**Task item:** In this exercise, the data must be written out exactly.

____ Given data

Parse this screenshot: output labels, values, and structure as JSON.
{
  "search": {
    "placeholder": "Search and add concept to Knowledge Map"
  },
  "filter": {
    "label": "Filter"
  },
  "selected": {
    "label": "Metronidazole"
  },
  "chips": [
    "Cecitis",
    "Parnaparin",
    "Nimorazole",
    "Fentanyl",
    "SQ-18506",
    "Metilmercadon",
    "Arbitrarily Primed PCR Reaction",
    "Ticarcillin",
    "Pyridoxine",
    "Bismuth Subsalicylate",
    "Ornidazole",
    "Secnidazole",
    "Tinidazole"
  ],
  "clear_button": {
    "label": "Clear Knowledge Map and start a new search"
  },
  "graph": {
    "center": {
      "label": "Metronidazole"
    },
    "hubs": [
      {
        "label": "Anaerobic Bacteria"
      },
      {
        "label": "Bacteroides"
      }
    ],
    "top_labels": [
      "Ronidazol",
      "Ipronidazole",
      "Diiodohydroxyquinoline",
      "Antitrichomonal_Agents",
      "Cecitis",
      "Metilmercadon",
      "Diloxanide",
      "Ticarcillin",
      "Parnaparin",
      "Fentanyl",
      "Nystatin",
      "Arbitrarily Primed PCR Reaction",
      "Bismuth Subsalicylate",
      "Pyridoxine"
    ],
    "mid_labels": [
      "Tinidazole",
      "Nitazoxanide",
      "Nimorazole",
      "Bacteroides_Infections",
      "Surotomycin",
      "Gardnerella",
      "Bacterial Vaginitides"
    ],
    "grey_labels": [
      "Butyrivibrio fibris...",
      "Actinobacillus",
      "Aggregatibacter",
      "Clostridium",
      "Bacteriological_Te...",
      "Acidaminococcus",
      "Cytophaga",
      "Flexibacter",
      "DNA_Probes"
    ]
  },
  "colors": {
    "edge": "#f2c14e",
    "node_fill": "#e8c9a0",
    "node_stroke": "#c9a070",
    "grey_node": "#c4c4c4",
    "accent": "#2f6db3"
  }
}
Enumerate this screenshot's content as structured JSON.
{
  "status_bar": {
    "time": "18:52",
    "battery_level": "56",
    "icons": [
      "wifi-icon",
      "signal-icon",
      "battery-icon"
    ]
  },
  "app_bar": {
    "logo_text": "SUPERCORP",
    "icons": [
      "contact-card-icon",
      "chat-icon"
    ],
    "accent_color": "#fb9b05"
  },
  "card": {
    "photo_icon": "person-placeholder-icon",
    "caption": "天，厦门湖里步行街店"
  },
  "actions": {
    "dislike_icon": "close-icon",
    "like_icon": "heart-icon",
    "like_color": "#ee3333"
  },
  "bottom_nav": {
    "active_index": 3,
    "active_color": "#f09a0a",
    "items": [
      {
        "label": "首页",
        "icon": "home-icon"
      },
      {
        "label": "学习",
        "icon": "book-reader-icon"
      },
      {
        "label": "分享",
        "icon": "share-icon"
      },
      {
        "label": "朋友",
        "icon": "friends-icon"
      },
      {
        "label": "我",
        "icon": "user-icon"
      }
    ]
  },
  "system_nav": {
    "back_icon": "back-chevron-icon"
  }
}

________

**Written response:**
Parse this screenshot: output labels, values, and structure as JSON.
{
  "search": {
    "placeholder": "Search and add concept to Knowledge Map"
  },
  "filter": {
    "label": "Filter"
  },
  "selected": {
    "label": "Metronidazole"
  },
  "chips": [
    "Cecitis",
    "Parnaparin",
    "Nimorazole",
    "Fentanyl",
    "SQ-18506",
    "Metilmercadon",
    "Arbitrarily Primed PCR Reaction",
    "Ticarcillin",
    "Pyridoxine",
    "Bismuth Subsalicylate",
    "Ornidazole",
    "Secnidazole",
    "Tinidazole"
  ],
  "clear_button": {
    "label": "Clear Knowledge Map and start a new search"
  },
  "graph": {
    "center": {
      "label": "Metronidazole"
    },
    "hubs": [
      {
        "label": "Anaerobic Bacteria"
      },
      {
        "label": "Bacteroides"
      }
    ],
    "top_labels": [
      "Ronidazol",
      "Ipronidazole",
      "Diiodohydroxyquinoline",
      "Antitrichomonal_Agents",
      "Cecitis",
      "Metilmercadon",
      "Diloxanide",
      "Ticarcillin",
      "Parnaparin",
      "Fentanyl",
      "Nystatin",
      "Arbitrarily Primed PCR Reaction",
      "Bismuth Subsalicylate",
      "Pyridoxine"
    ],
    "mid_labels": [
      "Tinidazole",
      "Nitazoxanide",
      "Nimorazole",
      "Bacteroides_Infections",
      "Surotomycin",
      "Gardnerella",
      "Bacterial Vaginitides"
    ],
    "grey_labels": [
      "Butyrivibrio fibris...",
      "Actinobacillus",
      "Aggregatibacter",
      "Clostridium",
      "Bacteriological_Te...",
      "Acidaminococcus",
      "Cytophaga",
      "Flexibacter",
      "DNA_Probes"
    ]
  },
  "colors": {
    "edge": "#f2c14e",
    "node_fill": "#e8c9a0",
    "node_stroke": "#c9a070",
    "grey_node": "#c4c4c4",
    "accent": "#2f6db3"
  }
}
Enumerate this screenshot's content as structured JSON.
{
  "status_bar": {
    "time": "18:52",
    "battery_level": "56",
    "icons": [
      "wifi-icon",
      "signal-icon",
      "battery-icon"
    ]
  },
  "app_bar": {
    "logo_text": "SUPERCORP",
    "icons": [
      "contact-card-icon",
      "chat-icon"
    ],
    "accent_color": "#fb9b05"
  },
  "card": {
    "photo_icon": "person-placeholder-icon",
    "caption": "天，厦门湖里步行街店"
  },
  "actions": {
    "dislike_icon": "close-icon",
    "like_icon": "heart-icon",
    "like_color": "#ee3333"
  },
  "bottom_nav": {
    "active_index": 3,
    "active_color": "#f09a0a",
    "items": [
      {
        "label": "首页",
        "icon": "home-icon"
      },
      {
        "label": "学习",
        "icon": "book-reader-icon"
      },
      {
        "label": "分享",
        "icon": "share-icon"
      },
      {
        "label": "朋友",
        "icon": "friends-icon"
      },
      {
        "label": "我",
        "icon": "user-icon"
      }
    ]
  },
  "system_nav": {
    "back_icon": "back-chevron-icon"
  }
}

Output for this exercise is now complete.